**WORK ITEM**
When you spot the word "object" in a line of the data below, copy that line.

Element data from apps and pages
+ + + +

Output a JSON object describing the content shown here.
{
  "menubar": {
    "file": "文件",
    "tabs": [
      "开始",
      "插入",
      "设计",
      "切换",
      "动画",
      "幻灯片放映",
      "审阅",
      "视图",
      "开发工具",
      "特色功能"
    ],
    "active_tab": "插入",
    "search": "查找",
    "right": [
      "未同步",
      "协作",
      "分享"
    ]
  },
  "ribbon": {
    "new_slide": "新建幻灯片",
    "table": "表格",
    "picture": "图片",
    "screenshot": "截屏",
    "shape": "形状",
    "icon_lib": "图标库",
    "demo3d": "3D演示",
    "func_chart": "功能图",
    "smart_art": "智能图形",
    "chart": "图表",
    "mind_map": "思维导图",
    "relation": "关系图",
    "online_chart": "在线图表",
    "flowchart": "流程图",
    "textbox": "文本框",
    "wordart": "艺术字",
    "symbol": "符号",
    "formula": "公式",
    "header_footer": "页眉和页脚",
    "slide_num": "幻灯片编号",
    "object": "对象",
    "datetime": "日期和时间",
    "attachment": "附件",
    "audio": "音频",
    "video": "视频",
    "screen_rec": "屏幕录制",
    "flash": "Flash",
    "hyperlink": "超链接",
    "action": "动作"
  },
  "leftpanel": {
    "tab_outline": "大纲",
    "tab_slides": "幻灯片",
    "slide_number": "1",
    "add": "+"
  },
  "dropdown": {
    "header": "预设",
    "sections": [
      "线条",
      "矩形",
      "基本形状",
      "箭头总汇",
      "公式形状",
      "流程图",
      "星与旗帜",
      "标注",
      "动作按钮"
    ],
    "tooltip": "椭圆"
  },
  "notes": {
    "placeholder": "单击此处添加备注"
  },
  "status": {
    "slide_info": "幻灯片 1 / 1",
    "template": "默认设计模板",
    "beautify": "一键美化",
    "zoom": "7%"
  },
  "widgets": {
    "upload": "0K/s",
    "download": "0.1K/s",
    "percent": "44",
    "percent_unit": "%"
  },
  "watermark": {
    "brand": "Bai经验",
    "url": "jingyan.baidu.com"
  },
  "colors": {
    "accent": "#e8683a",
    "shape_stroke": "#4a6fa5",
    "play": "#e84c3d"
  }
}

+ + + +

**PROBLEM SOLUTION**
Output a JSON object describing the content shown here.
    "object": "对象",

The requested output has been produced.